“More than ever, brain research is critical in helping us, as a community, recover from the COVID-19 pandemic and mitigate its effects on the brain and our mental health,” says Dr. Viviane Poupon, Brain Canada President, and CEO. “We must invest in projects like these that will lead to concrete impacts on brain health for youth in Canada.”
“The stress, anxiety, depression, and loneliness caused by the COVID-19 pandemic have disproportionally impacted the mental health of young people in Canada. With so many children and youth still struggling, it is essential that we accelerate our efforts to ensure that young people have access to appropriate supports when and where they need them,” says The Honourable Carolyn Bennett, Minister of Mental Health and Addictions and Associate Minister of Health. “This ground-breaking mental health platform will continue to improve youth mental health services by listening to youth in order to base our response on a much better understanding of youth priorities, needs and treatment approaches.”
“It’s important to us that youth across Canada have the best opportunities to thrive and reach their fullest potential,” says Mark Beckles, Vice-President, Social Impact and Innovation, RBC. “Through our partnership with Brain Canada, we’re focused on increasing and accelerating access to services for youth who are facing mental health concerns, while facilitating digital solutions for practitioners and researchers.”
“At Power Corporation we recognize how critical it is to strengthen access to mental health services and supports for young Canadians and their families, wherever they live. We are proud to be able to support the Canadian Youth Mental Health Insight (CYMHI) Platform. This advanced digital platform and pan-Canadian partnership between researchers and practitioners promises to fill gaps in support and ultimately enhance the quality of youth mental health care in every region of the country,” says Paul Genest, Senior Vice President, Power Corporation of Canada.
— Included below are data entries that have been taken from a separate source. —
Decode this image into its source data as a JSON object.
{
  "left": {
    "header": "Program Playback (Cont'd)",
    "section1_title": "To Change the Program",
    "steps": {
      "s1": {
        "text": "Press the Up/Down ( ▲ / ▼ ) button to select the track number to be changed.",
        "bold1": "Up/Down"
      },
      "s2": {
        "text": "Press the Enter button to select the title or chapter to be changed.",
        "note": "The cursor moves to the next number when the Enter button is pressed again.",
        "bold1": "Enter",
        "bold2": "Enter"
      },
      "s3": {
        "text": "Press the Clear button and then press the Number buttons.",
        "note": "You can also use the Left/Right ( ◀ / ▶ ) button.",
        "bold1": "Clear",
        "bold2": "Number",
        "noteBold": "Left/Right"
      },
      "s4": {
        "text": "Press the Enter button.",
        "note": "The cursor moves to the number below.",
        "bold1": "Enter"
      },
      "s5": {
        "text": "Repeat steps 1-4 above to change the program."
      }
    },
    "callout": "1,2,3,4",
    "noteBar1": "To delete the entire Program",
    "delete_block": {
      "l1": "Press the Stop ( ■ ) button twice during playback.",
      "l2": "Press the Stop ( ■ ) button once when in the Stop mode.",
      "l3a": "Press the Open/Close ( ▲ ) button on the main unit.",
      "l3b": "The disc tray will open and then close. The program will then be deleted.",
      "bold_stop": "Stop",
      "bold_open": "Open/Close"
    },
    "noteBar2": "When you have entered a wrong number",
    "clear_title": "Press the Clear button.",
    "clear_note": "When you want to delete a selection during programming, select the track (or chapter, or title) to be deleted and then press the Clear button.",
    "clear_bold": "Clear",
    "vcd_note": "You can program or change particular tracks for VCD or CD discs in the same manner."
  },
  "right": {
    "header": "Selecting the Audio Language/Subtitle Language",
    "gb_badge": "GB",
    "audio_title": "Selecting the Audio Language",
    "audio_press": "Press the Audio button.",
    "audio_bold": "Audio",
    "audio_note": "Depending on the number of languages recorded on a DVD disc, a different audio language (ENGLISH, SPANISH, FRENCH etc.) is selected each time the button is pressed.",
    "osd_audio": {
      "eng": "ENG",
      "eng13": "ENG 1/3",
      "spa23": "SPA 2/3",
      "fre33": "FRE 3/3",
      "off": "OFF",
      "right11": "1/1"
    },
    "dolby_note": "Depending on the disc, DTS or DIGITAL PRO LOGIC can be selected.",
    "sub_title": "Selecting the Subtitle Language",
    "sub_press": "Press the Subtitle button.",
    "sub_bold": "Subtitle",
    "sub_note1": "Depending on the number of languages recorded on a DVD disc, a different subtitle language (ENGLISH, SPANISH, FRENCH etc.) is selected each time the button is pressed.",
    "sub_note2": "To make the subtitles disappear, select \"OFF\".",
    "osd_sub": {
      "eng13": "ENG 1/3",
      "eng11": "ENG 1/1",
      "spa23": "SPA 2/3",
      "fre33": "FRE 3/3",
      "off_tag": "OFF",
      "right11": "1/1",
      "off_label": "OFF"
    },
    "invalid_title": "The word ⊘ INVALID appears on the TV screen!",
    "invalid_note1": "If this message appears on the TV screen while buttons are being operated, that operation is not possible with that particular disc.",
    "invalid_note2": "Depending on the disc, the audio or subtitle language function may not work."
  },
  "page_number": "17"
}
This project was awarded funding through the 2021 open call for applications to the Brain Canada Youth Mental Health Platform, powered by RBC Future Launch, with generous support from Power Corporation of Canada.
Funding for the Brain Canada Youth Mental Health Platform has been made possible by the Canada Brain Research Fund (CBRF), an innovative arrangement between the Government of Canada (through Health Canada) and Brain Canada Foundation.